Historical references to massage have been found in cultures around the world. Ancient civilizations often used massage in conjunction with various kinds of water therapy like bathing, steam rooms, hot springs and applications of moist cloth, in order to purify and cleanse the body, and to help dispel disease. Many of these rituals combining massage with water therapies still exist today.
In this column I’ll be taking a journey through time, looking at the history of massage, its evolution in different areas of the globe, and how it eventually developed into our modern-day massage and bodywork profession. I’ll begin with the first time massage and related therapies were mentioned in ancient texts, scriptures and wall paintings.
Ancient River Valley
civilizations (7000-1000 BCE)
Since large groups of people need dependable sources of water to flourish, some of the oldest civilizations on our planet that left documentation of their existence were found in ancient river valleys in four areas of the world: The Yellow River in China, the Indus and Ganges rivers in India, the Nile in Egypt, and the Tigris and Euphrates rivers in ancient Mesopotamia.
Early records of massage being used in healthcare are found in documents from all of these ancient cultures, often referring to “anointing,” a process of rubbing oil into the skin, which was among other benefits also believed to banish evil influences causing disease.
In ancient records of the Yellow River valley culture, also referred to as Shang China, or Ancient China, widespread and extensive references to massage have been found. One of the oldest Chinese terms for a massage-like therapy is commonly written as “moshuo,” and can be found in the “Nei Ching,” the Yellow Emperor`s classic of internal medicine, one of the oldest medical references that still exists today. Moshuo is mentioned in the context of massage and finger pressure used to energize someone, or to treat paralysis, chills, fever and poor circulation. With the Chinese language developing over time, massage techniques were called “Anmo” (to press and rub) and “Tuina” (to push and hold).
From China, bodywork made its way into Japan, where it provided some of the few professions available to blind people. With refined perceptions of touch, blind acupuncturists and massage therapists were very successful and able to gain respect in those fields. Among the many forms of bodywork developed in Japan, Shiatsu is probably the best known.
The Indus Valley civilization, discovered in the 20th century near current day Pakistan, left four original scriptures, the “Vedas,” which may have been written over 5,000 years ago. The Ayur Veda, a supplement to one of the four main Vedas, and probably written a bit later, discusses pharmacology and health, and provided the basis for Ayurvedic healthcare, a holistic approach aiming to balance body, mind and spirit to maintain health and prevent illness. Some of the therapies in this system include herbs, diet, massage, aromatherapy, meditation and yoga.
Ayurvedic references to massage mention samvahana (hand rubbing), mordan (to rub), and shampooing, a medical treatment done with a brush and the hands for treating health problems.

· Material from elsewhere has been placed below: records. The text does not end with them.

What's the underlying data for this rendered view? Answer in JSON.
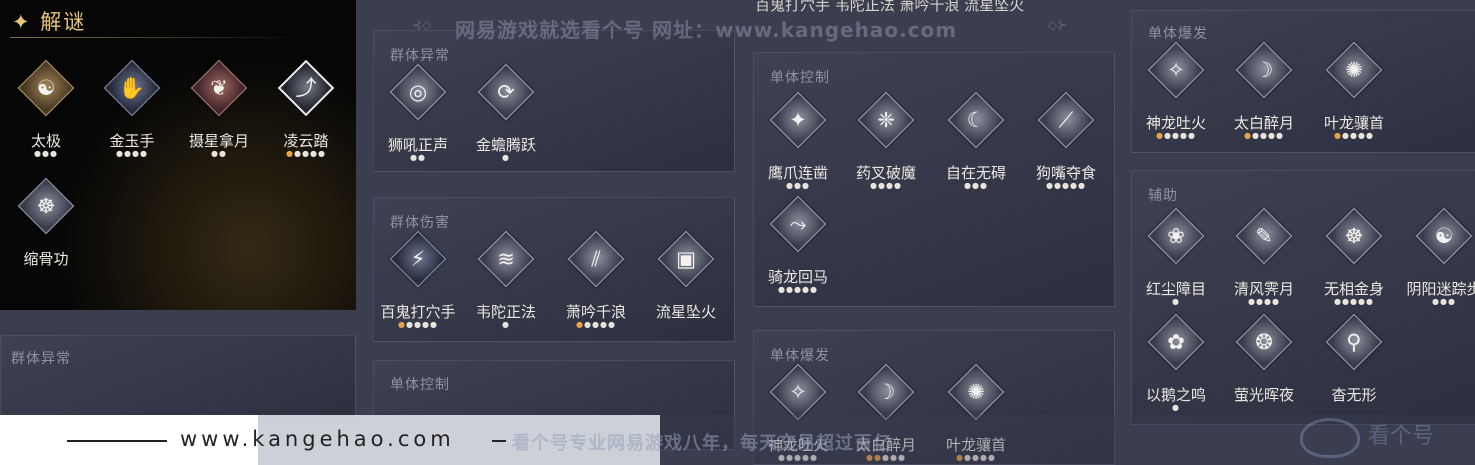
{
  "main_title": "解谜",
  "watermark_top": "网易游戏就选看个号  网址：www.kangehao.com",
  "footer": {
    "domain": "www.kangehao.com",
    "tagline": "看个号专业网易游戏八年，每天交易超过百亿",
    "corner_text": "看个号"
  },
  "top_cut_row": {
    "text": "百鬼打穴手  韦陀正法  萧吟千浪  流星坠火"
  },
  "panels": {
    "puzzle": {
      "skills": [
        {
          "name": "太极",
          "stars": 3,
          "lit": 0,
          "glyph": "☯"
        },
        {
          "name": "金玉手",
          "stars": 4,
          "lit": 0,
          "glyph": "✋"
        },
        {
          "name": "摄星拿月",
          "stars": 2,
          "lit": 0,
          "glyph": "❦"
        },
        {
          "name": "凌云踏",
          "stars": 5,
          "lit": 1,
          "glyph": "⤴"
        },
        {
          "name": "缩骨功",
          "stars": 0,
          "lit": 0,
          "glyph": "☸"
        }
      ]
    },
    "left_group_abnormal": {
      "title": "群体异常"
    },
    "group_abnormal": {
      "title": "群体异常",
      "skills": [
        {
          "name": "狮吼正声",
          "stars": 2,
          "lit": 0,
          "glyph": "◎"
        },
        {
          "name": "金蟾腾跃",
          "stars": 1,
          "lit": 0,
          "glyph": "⟳"
        }
      ]
    },
    "group_damage": {
      "title": "群体伤害",
      "skills": [
        {
          "name": "百鬼打穴手",
          "stars": 5,
          "lit": 1,
          "glyph": "⚡"
        },
        {
          "name": "韦陀正法",
          "stars": 1,
          "lit": 0,
          "glyph": "≋"
        },
        {
          "name": "萧吟千浪",
          "stars": 5,
          "lit": 1,
          "glyph": "⫽"
        },
        {
          "name": "流星坠火",
          "stars": 0,
          "lit": 0,
          "glyph": "▣"
        }
      ]
    },
    "single_control_lower": {
      "title": "单体控制"
    },
    "single_control": {
      "title": "单体控制",
      "skills": [
        {
          "name": "鹰爪连凿",
          "stars": 3,
          "lit": 0,
          "glyph": "✦"
        },
        {
          "name": "药叉破魔",
          "stars": 4,
          "lit": 0,
          "glyph": "❈"
        },
        {
          "name": "自在无碍",
          "stars": 3,
          "lit": 0,
          "glyph": "☾"
        },
        {
          "name": "狗嘴夺食",
          "stars": 5,
          "lit": 0,
          "glyph": "⟋"
        },
        {
          "name": "骑龙回马",
          "stars": 5,
          "lit": 0,
          "glyph": "⤳"
        }
      ]
    },
    "single_burst_mid": {
      "title": "单体爆发",
      "skills": [
        {
          "name": "神龙吐火",
          "stars": 5,
          "lit": 0,
          "glyph": "✧"
        },
        {
          "name": "太白醉月",
          "stars": 5,
          "lit": 2,
          "glyph": "☽"
        },
        {
          "name": "叶龙骧首",
          "stars": 5,
          "lit": 1,
          "glyph": "✺"
        }
      ]
    },
    "single_burst_right": {
      "title": "单体爆发",
      "skills": [
        {
          "name": "神龙吐火",
          "stars": 5,
          "lit": 1,
          "glyph": "✧"
        },
        {
          "name": "太白醉月",
          "stars": 5,
          "lit": 1,
          "glyph": "☽"
        },
        {
          "name": "叶龙骧首",
          "stars": 5,
          "lit": 1,
          "glyph": "✺"
        }
      ]
    },
    "support": {
      "title": "辅助",
      "skills": [
        {
          "name": "红尘障目",
          "stars": 1,
          "lit": 0,
          "glyph": "❀"
        },
        {
          "name": "清风霁月",
          "stars": 4,
          "lit": 0,
          "glyph": "✎"
        },
        {
          "name": "无相金身",
          "stars": 5,
          "lit": 0,
          "glyph": "☸"
        },
        {
          "name": "阴阳迷踪步",
          "stars": 3,
          "lit": 0,
          "glyph": "☯"
        },
        {
          "name": "以鹅之鸣",
          "stars": 1,
          "lit": 0,
          "glyph": "✿"
        },
        {
          "name": "萤光晖夜",
          "stars": 0,
          "lit": 0,
          "glyph": "❂"
        },
        {
          "name": "杳无形",
          "stars": 0,
          "lit": 0,
          "glyph": "⚲"
        }
      ]
    }
  },
  "colors": {
    "accent_gold": "#e9c57a",
    "star_lit": "#e8a24a",
    "panel_bg": "#3a3e4f",
    "panel_title": "#8e92a4"
  }
}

Now called Northern Africa, this ancient river valley civilization was located on the Nile River. There is evidence of massage being used in ancient Egyptian healthcare from as early as 4,000 BC, when the goddess queen Isis included massage as treatment for health and healing. She also trained her priestesses to perform the duties of a physician, massage being one of them. Medical conditions, prescriptions and diagnoses, as well as surgical treatments and details about the mummification process were documented in various papyri. The mummification process required the removal of internal organs, leading the Egyptians to a thorough understanding of human anatomy.
Located between the Tigris and Euphrates River, what is now called the Middle East near present day Iraq, ancient Mesopotamians developed a written language called Cuneiform, for which wedge-shaped dents were made into wet clay tablets that were then left to dry. Some of these tablets, as well as paintings on the walls of tombs have shown evidence of massage being used for healthcare in that society. Both physicians and priests practiced medicine in Mesopotamia, had some understanding of anatomy and were able to diagnose and prescribe treatment for many specific conditions as well as perform surgeries.
Next time, I’ll look at the first “gymnasiums” in ancient Greece and Rome, where the foundations for our modern-day “sports massage” were laid, and follow the history of massage through the Middle Ages.
Information for this article has been compiled from: “Introduction to Massage Therapy” by Mary Beth Braun and Stephanie Simonson (2nd edition) published by Lippincott Williams and Wilkins.
Ata Susanne Morse has been a certified massage therapist since 1996 and is licensed in the state of Utah since 2009. She has a private practice — Massage and Bodywork — in Moab and can be reached at 435-260-2874, via e-mail at email@example.com. Her website is: www.ombodyworkmoabmassagetherapist.com.